Spanish airspace open after strike
Spain has placed striking air traffic controllers under military authority and threatened them with jail terms in an unprecedented emergency order to get planes back in the skies and clear chaotic airports clogged with irate travellers.
Hours after the order was issued at an emergency Cabinet meeting, officials said strikers were returning to work but that it could take up to two days before flights return to normal.
Spain got the all-clear from Eurocontrol, Europe's air traffic control agency, to reopen airspace which closed on Friday when the wildcat strike began, ruining the start of a long holiday weekend for hundreds of thousands of people.
Many travellers stood shoulder-to-shoulder at airport terminals or slept anywhere they could, including hunching over abandoned customer service desks or against luggage trolleys.
The chaos served up yet another headache for a beleaguered Socialist government writhing at the centre of Europe's debt crisis and struggling to overcome recession as it trails badly in the polls with elections due in 2012.
A few flights have resumed at more than half a dozen airports including Madrid, Bilbao and Las Palmas in the Canary Islands, the civil aviation authority Aena said.

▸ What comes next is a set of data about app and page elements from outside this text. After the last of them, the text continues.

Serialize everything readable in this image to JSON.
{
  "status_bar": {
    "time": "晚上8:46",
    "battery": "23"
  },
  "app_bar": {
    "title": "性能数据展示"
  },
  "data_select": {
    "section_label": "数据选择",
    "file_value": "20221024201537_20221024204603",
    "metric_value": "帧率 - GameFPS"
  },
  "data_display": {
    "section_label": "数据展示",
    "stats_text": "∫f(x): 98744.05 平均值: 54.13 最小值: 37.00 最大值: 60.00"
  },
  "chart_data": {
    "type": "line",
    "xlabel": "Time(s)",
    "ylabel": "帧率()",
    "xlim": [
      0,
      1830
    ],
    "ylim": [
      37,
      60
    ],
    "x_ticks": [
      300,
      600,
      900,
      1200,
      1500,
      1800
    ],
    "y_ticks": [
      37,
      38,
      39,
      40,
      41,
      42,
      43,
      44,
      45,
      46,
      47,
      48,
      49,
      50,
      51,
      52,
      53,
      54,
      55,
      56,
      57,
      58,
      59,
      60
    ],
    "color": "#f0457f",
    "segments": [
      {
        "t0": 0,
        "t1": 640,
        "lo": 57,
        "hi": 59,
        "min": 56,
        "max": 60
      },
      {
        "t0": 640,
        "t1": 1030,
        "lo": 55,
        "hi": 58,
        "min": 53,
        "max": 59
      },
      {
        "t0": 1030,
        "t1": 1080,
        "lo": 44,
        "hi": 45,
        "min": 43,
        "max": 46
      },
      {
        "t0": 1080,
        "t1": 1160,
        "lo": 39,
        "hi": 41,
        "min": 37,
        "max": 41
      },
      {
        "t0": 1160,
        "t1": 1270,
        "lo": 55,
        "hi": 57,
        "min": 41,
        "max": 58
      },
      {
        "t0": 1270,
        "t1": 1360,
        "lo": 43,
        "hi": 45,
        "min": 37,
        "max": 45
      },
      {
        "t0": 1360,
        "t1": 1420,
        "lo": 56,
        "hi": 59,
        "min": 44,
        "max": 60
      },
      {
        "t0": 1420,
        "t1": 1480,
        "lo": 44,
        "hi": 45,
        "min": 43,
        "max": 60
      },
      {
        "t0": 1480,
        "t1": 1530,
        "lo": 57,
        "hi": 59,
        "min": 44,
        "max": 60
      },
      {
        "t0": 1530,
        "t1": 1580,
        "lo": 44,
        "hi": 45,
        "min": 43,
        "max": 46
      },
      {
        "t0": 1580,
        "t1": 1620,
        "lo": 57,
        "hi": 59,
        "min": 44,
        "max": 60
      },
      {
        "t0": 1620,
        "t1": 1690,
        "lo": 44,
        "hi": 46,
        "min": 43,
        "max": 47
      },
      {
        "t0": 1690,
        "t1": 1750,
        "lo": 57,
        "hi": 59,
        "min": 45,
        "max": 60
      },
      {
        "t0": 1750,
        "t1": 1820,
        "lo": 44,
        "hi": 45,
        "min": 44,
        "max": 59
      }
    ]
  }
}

But development minister Jose Blanco said it will be a while before planes can start taking off and landing at normal levels in one of Europe's top tourist destinations and a sea of stranded passengers can make new travel arrangements. "We think that in 24 to 48 hours we can be back to normal if the air traffic controllers comply with the order and all of them work in line with their obligations," Mr Blanco told Spanish television.
Eurocontrol and the controllers' union USCA also said things were gradually getting back to normal after the government's threat of jail for defiant strikers.
In announcing the approval of a "state of alarm" after the emergency Cabinet meeting, Deputy Prime Minister Alfredo Perez Rubalcaba accused air traffic controllers of "blackmailing all of our citizens". He apologised to angry passengers who spent Friday night sleeping at airports.
The air traffic controllers launched their stoppage in the culmination of a long-running dispute with the government over working conditions, work schedules and benefits.